(Items from a data source)

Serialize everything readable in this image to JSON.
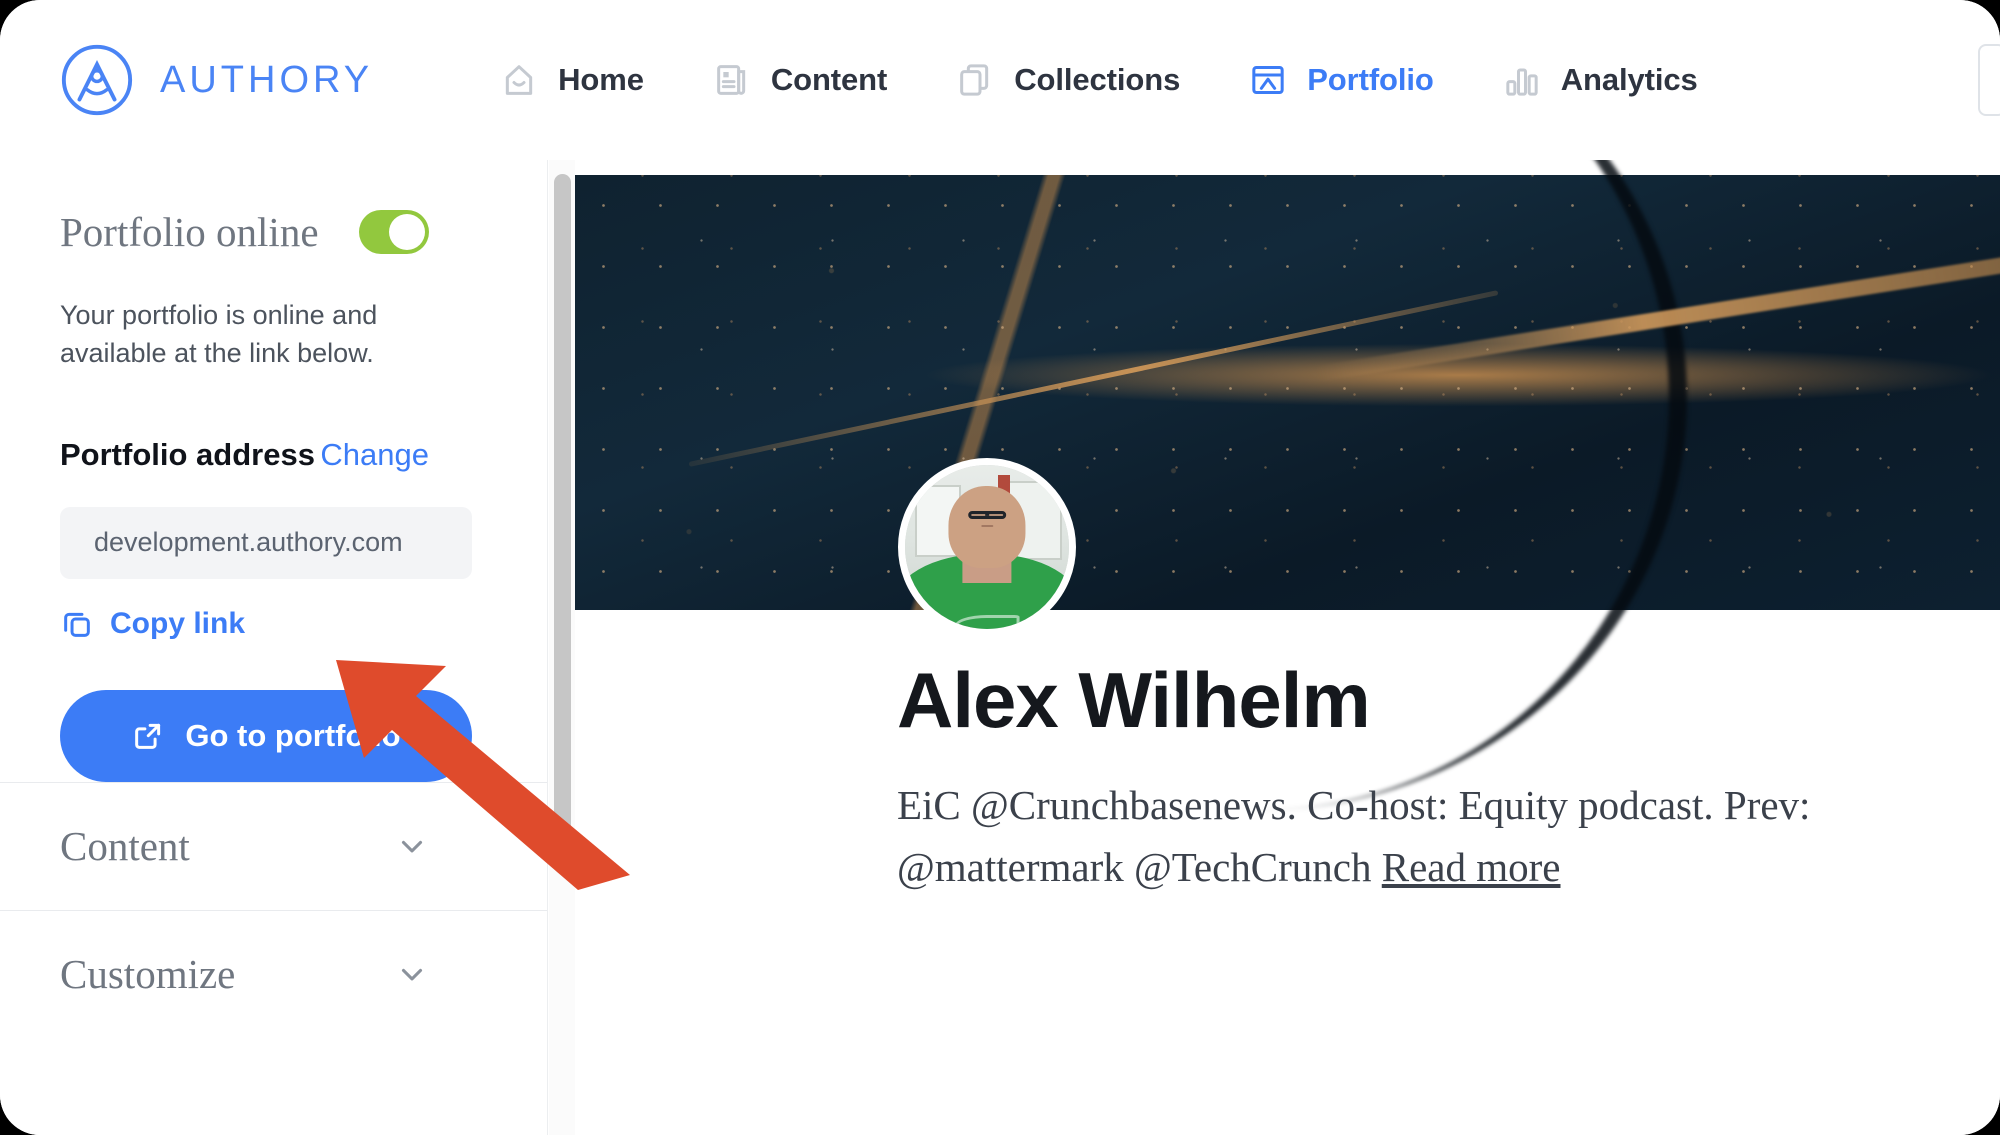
{
  "brand": {
    "name": "AUTHORY",
    "logo_icon": "authory-compass-logo",
    "color": "#4a84f5"
  },
  "nav": {
    "items": [
      {
        "label": "Home",
        "icon": "home-icon",
        "active": false
      },
      {
        "label": "Content",
        "icon": "document-icon",
        "active": false
      },
      {
        "label": "Collections",
        "icon": "collections-icon",
        "active": false
      },
      {
        "label": "Portfolio",
        "icon": "portfolio-icon",
        "active": true
      },
      {
        "label": "Analytics",
        "icon": "bar-chart-icon",
        "active": false
      }
    ],
    "active_color": "#3c7cf6",
    "inactive_color": "#2e3440"
  },
  "sidebar": {
    "online": {
      "title": "Portfolio online",
      "toggle_state": "on",
      "toggle_color": "#92c83e",
      "description": "Your portfolio is online and available at the link below."
    },
    "address": {
      "label": "Portfolio address",
      "change_label": "Change",
      "value": "development.authory.com",
      "placeholder": "development.authory.com"
    },
    "copy_link": {
      "label": "Copy link",
      "icon": "copy-icon"
    },
    "go_to_portfolio": {
      "label": "Go to portfolio",
      "icon": "external-link-icon"
    },
    "accordions": [
      {
        "label": "Content",
        "icon": "chevron-down-icon",
        "expanded": false
      },
      {
        "label": "Customize",
        "icon": "chevron-down-icon",
        "expanded": false
      }
    ]
  },
  "preview": {
    "banner": {
      "description": "dark navy banner with copper streaks and speckles"
    },
    "avatar": {
      "alt": "profile photo of man with glasses in green t-shirt"
    },
    "profile_name": "Alex Wilhelm",
    "bio_text": "EiC @Crunchbasenews. Co-host: Equity podcast. Prev: @mattermark @TechCrunch ",
    "bio_read_more": "Read more"
  },
  "annotation": {
    "arrow_color": "#df4b2c",
    "points_to": "copy-link"
  }
}
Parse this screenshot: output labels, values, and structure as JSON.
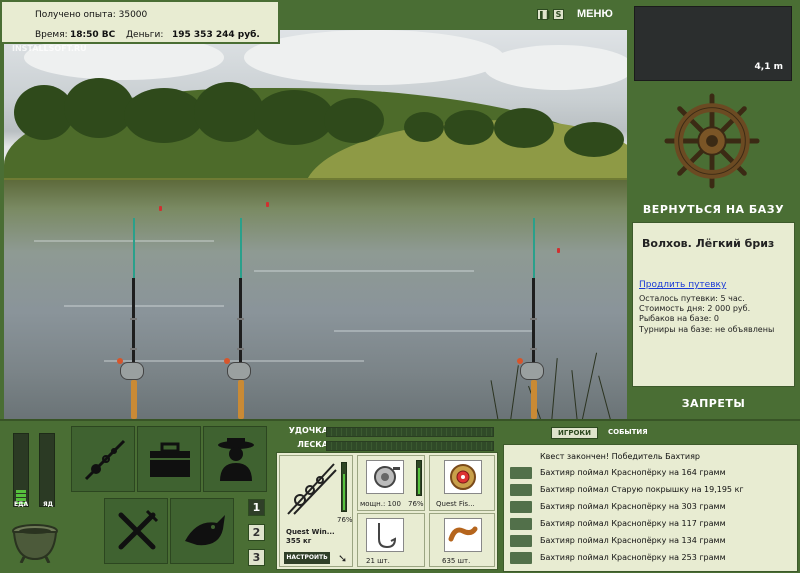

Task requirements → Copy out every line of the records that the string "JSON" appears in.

Solution for this task →
Serialize everything readable in this image to JSON.
Parse this screenshot: output labels, values, and structure as JSON.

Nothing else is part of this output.